What are the experiences of private rental tenants?
- The experiences of people in the private rental market differ considerably according to income, household type and personal characteristics. For example, Indigenous women report that racism and discrimination are significant barriers to accessing the private rental market, whilst other groups reportedly trade-off affordability and tenure security for a greater amount of choice and flexibility — Project 50142.
Who invests in private rental and why?
- Small scale, ‘mum and dad’ investors dominate the private rental market. Research indicates that non-financial motivators like personal goals or personal and family circumstances play a key role when deciding to enter the rental market. However, these factors do not exert a major influence on the decision to exit the market. Instead, financial variables such as increased after-tax economic costs (rates, maintenance and repairs) are likely to influence an investor’s decision to sell — Project 20280 & Project 30521.
- Landlords and property managers have negative perceptions of some low-cost housing tenants, which may reduce investment in low-cost housing. Perceived high-risk characteristics include having a low-income, being a sole parent, having a disability or being an older tenant — Project 20280, Project 30521 & Project 20346.
- Barriers to large scale private investment in low-cost rental housing market include:
- Financial risks such as the changing value of dwellings and land, small rental yields, limited capital gains and the illiquidity of housing.
- Regulation such as landlord-tenancy legislation and taxation settings that favour small rental holdings.
- Management and operating risks related to maintenance issues, rental arrears and vacancy rates — Project 30021, Project 30063 & Project 20346.
How can affordability problems in the private rental market be addressed?
- Commonwealth Rent Assistance (CRA) has been identified in AHURI research as an important policy component to address affordability issues. For example, it has a positive impact on education participation for young people — Project 50007 & Project 30399.
- The research finds however that government intervention to increase the supply of affordable housing needs to be introduced alongside CRA if affordability is to be improved — Project 60323, Project 60504, Project 30399 & Project 30206.
- Brokerage services have also been found to assist low-income private renters to access a home but are insufficient to sustain tenancies for those facing affordability and personal problems (Project 40194). However, tenant support services that link clients to external support programs to meet their non-housing needs have been successful at sustaining Indigenous tenancies — Project 80372.
- 21005 Preventing first time homelessness amongst older Australians
- 30699 Marginal rental housing and marginal renters: a typology for policy
- 50683 Changes in the private rental system and the effects of long-term private rental
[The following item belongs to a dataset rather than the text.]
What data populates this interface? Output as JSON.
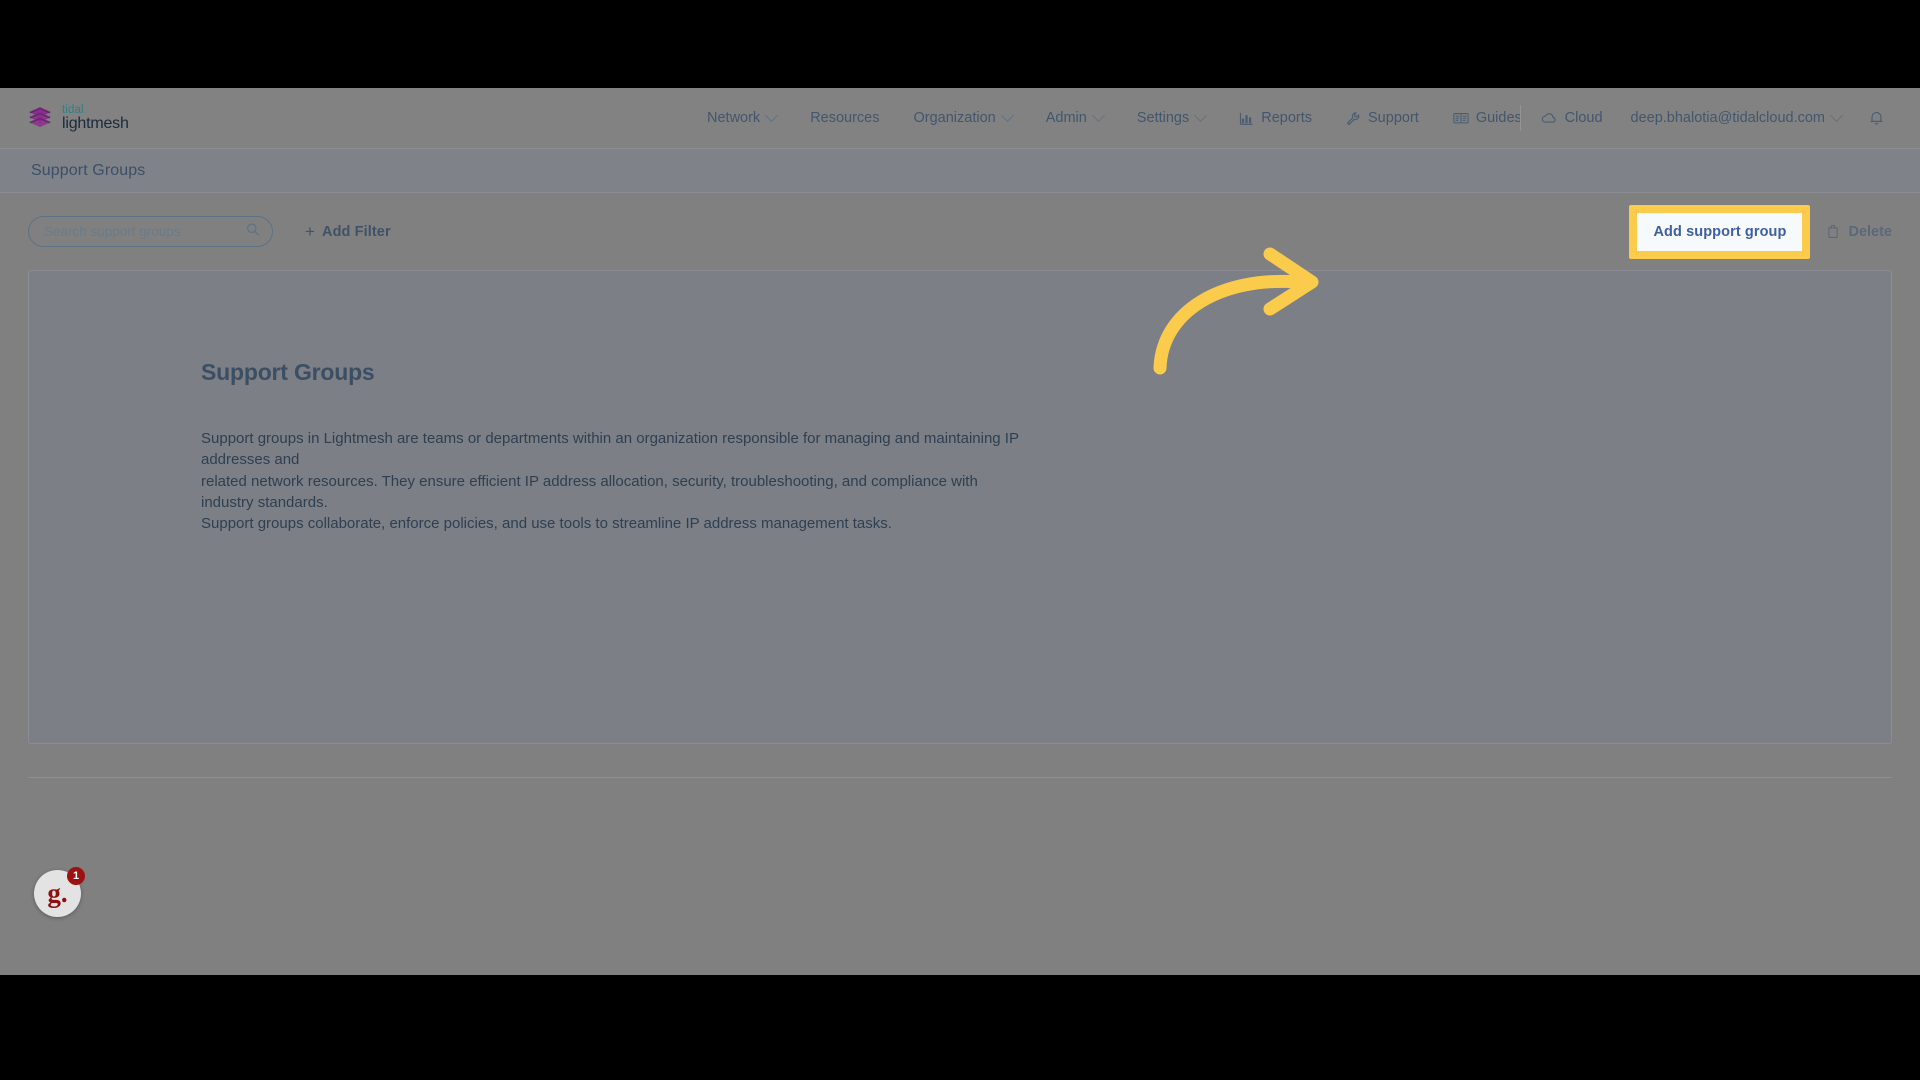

- 51002 Tall tales and true: housing stories from ABS data
- 51003 Changing spatial distribution of lower-income housing: understanding and responding to transport disadvantage
- 51018 Changes in supply/demand for low-rent housing in the Australian private rental market, 2006–11
- 51020 Sustaining private rental tenancies: targeted tenant support across life events and housing transitions
- 53001 Wellbeing outcomes of low-income renters: a multilevel analysis of area effects
- 53011 The edges of home ownership
- 53021 Housing affordability dynamics in Australia: new insights from the last decade
- 53027 The structural drivers of homelessness in Australia 2001–11
- 71026 Social housing exits: analysing incidence, motivations and consequences
- 81009 The financing of residential development in Australia
- All projects in this theme